The Banner Saga Intro:
The landscape is harsh and frigid. Presently, a caravan of men and giants trots on dourly, braving the biting cold and the savage winds. You come upon another group of people on the road.
Do you pass and let them be, or do you investigate and eliminate them if they turn out to be enemies? In The Banner Saga, decisions are never easy, and the outcomes are never certain. This is a game that would make George R. R. Martin proud. There is no clear moral path, and often tough and brutal choices have to be made to ensure the survival of your people. The Banner Saga integrated turn-based tactical gameplay and embellishes with a beautiful art style, stellar visuals and an engrossing story.
Developer Stoic Studios has nailed the essence of the day-to-day bleakness of surviving in a Viking winter. The vast ice-covered landscapes, stretches of land illuminated by a fading sun and mythical serpents the size of mountains make this an endlessly compelling game to look at. Much like Martin's great series of books, deaths in The Banner Saga are unexpected and moving. Your not-so-merry band of travelling companions has an intricate mix of horned Varl giants and human warriors. These unlikely allies interact in curious and entertaining ways during the course of the game's story. The game plays much like The Oregon Trail, if it was set in Nordic times, and there were lots of enemies who wanted to hack your limbs off.

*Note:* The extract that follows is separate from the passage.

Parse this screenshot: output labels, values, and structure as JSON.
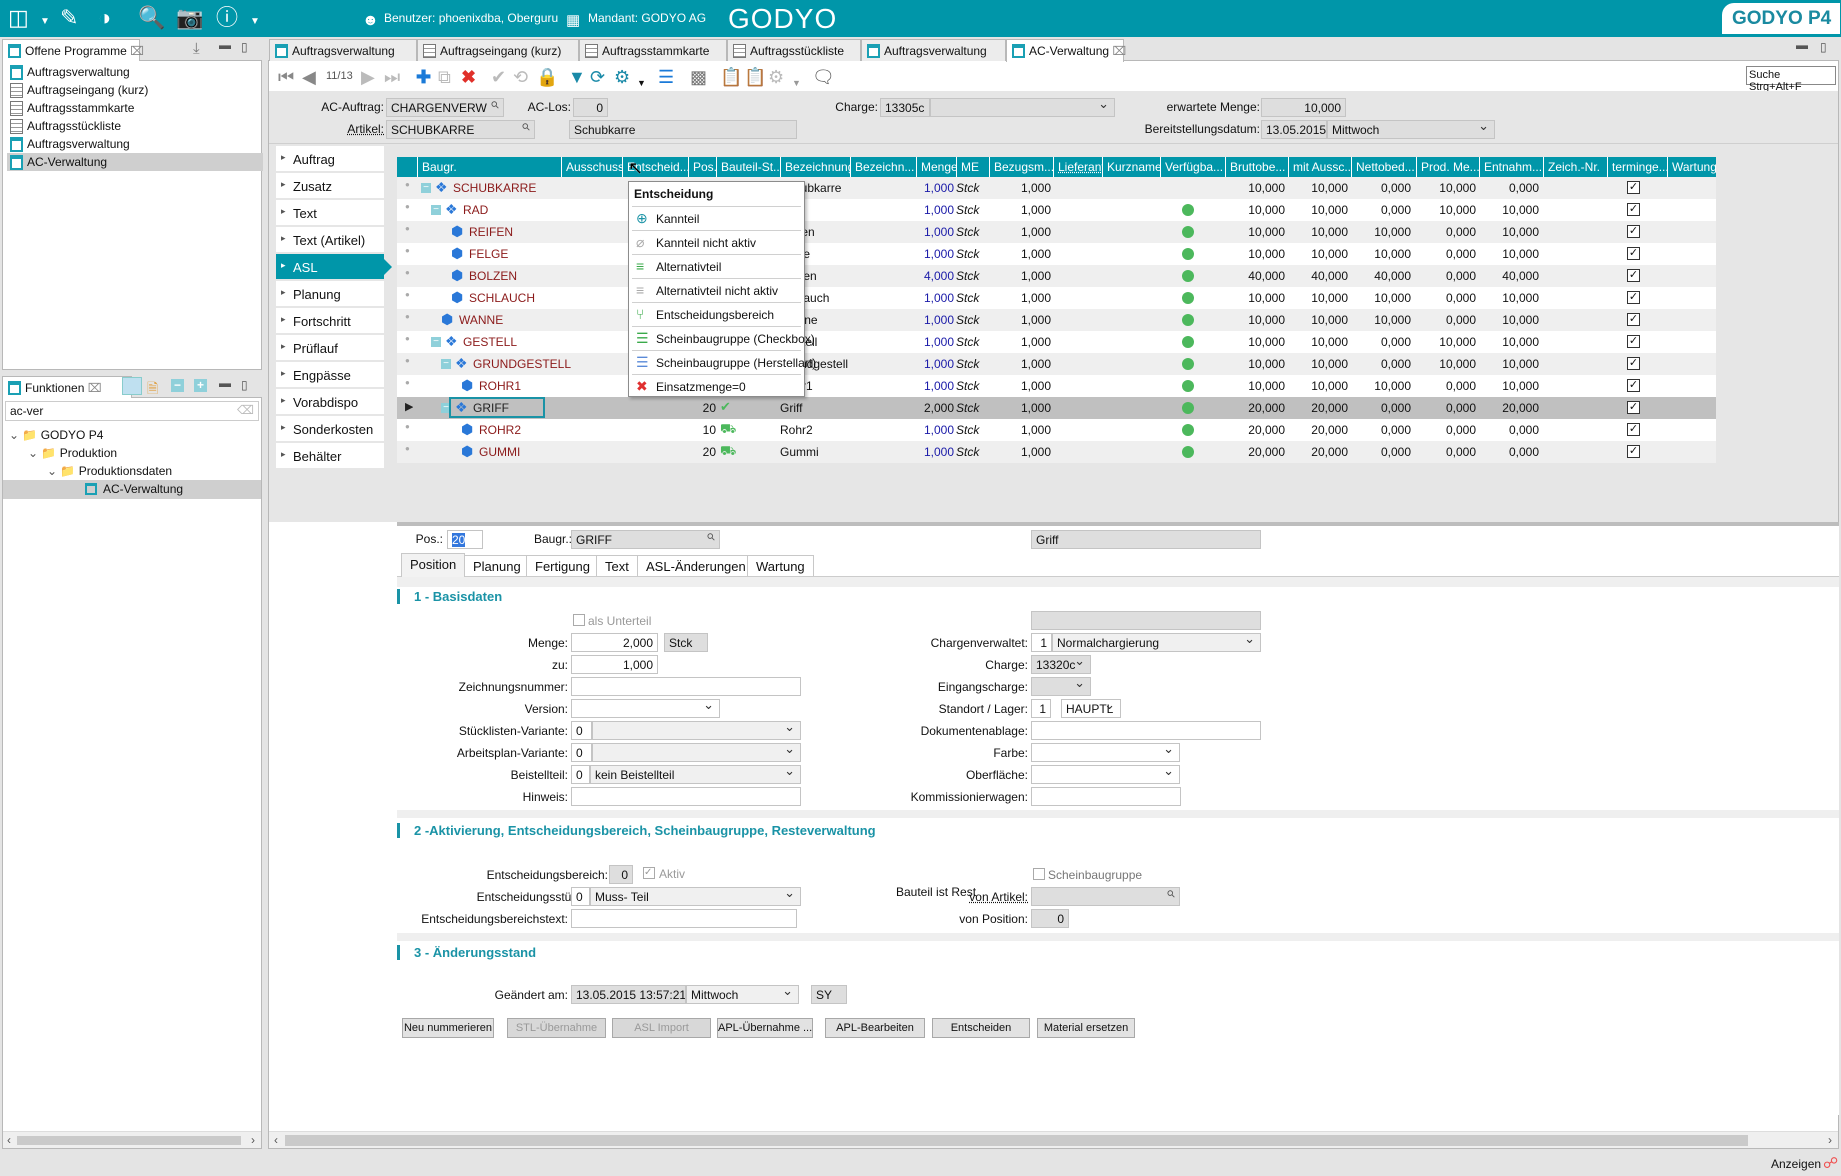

The core of the game is the nature of leadership and the dual-edged nature of choice. You start off with simple decisions such as deciding whether to let an enthusiastic young warrior join the caravan, and move on to more complex decisions that make or break alliances with entire tribes. There are no manual saves, although the game will autosave your progress intermittently. This means that you have to bear the weight of the decisions you make during the game. Some choices might forge unlikely friendships, while others might lead to long-time allies facing each other in a battle to the death.
Whatever choices you make, you will have to live with when you get down to actual combat. The combat mechanic is turn-based, and will be immediately familiar to players who have played any of the XCOM, Total War or Might & Magic games. You face off against your opponents on a battleground which is arranged as a grid. You have to use the abilities of the different heroes in your party efficiently and position them correctly in order to ensure victory. If you fumble or pick the wrong hero for a particular clash, you will probably perish. Every faction and character in the game has a set of special abilities and characteristics. The Varl giants have a lot of hitpoints and hit really hard, but are slow movers. Human warriors and archers are weaker, but more maneuverable. While most of the character archetypes are RPG staples, the stories and voice acting for each of them gives them a distinct personality that transcends their stereotypes. If you try to brute force your way through a fight, you will probably end up losing. You will have to keep track of the health and armor points of both your own units and those of the enemy.
The Banner Saga gives its characters an additional characteristic called 'Willpower'. The Willpower stat allows your characters to push themselves beyond what the normal abilities of their character would allow them to do on occasion. This makes battles more unpredictable and exciting. The game will teach you the art of turn-based combat much like it would happen in the real world - by putting you into an actual fight. Certain gameplay mechanics could have done with a little more explanation though. The game never clearly explains how the supplies work or how you can use the items you pick up in markets along the way. Heroes level up after they've been in a certain number of fights, but here too the game doesn't clearly explain what putting points into a certain stat will do for the character.
The music of the game is uniformly beautiful, haunting and gives you pause during the more poignant moments in the game. Like all great soundtracks, it blends seamlessly into the background until you just accept it as part of the environment. It is grim, much like the world of The Banner Saga.
The Banner Saga is an interesting game that explores the themes of leadership, choice and combat in a way that not many games manage to pull off. The art and visuals are beautiful, the voice acting is solid, and the soundtrack is excellent. The combat is often tough, but then, so is life for a caravan in the icy, bleak Nordic landscapes.
If you name yourself ‘Zelda’ instead of ‘Link’ in ‘The Legend Of Zelda’, you will be able to skip the first quest entirely.